“When a biologist or a wildlife officer receives a call regarding a seemingly abandoned fawn for example, the first thing they suggest is to take the animal back to where it was found,” stated Scott Peters, assistant wildlife management supervisor for northeast Ohio. “Many wild animals are raised by only one adult or are not tended to during the daylight hours. A doe will hide her young from predators by leaving it alone in a secluded spot, such as a grassy meadow or a flower bed. A hidden fawn has virtually no scent and when left alone is difficult for predators to find. The doe tends to the fawn several times each night,” continued Peters.

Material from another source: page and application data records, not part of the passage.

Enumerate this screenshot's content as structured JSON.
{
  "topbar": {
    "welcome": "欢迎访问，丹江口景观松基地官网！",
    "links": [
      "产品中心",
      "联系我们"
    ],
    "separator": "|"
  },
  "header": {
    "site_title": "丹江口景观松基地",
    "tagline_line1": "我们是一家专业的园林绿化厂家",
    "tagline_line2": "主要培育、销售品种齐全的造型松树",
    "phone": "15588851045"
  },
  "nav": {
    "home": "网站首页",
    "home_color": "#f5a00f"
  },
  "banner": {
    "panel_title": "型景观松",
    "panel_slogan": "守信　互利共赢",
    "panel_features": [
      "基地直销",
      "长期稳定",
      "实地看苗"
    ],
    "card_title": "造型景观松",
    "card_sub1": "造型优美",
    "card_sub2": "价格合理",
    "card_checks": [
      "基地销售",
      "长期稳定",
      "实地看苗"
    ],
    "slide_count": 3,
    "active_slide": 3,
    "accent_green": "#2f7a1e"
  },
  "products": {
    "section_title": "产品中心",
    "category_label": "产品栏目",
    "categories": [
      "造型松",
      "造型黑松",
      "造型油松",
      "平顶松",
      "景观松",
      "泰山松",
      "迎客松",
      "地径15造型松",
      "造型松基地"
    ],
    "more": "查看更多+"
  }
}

State and federal laws protect and regulate wildlife and endangered species in Ohio. Only persons known as rehabilitators, under special permits issued by the Division of Wildlife, may possess and care for native wild animals.
The ODNR Division of Wildlife offers the following advice:
- Think before you act. Check for nests before cutting down trees or clearing brush. It is best to cut trees and clear brush in the autumn when nesting season is over.
- Leave the animal in the wild. If you disturb a nest, wear gloves and replace the babies and the nest material to the original location or as close as possible. It’s a myth that parents will not tend to the babies because of human scent. Wildlife parents are devoted parents and most birds don’t even have a sense of smell anyway!
- Keep pets under control so they do not raid nests and injure wild animals. Keep pets inoculated against parasites and diseases.
- Educate children to respect wildlife and their habitat. Emphasize to your children not to handle wild animals.
- Contact your local wildlife official before taking action. Trust and follow the advice of these trained professionals. Call 1-800-WILDLIFE to be connected with the proper individuals.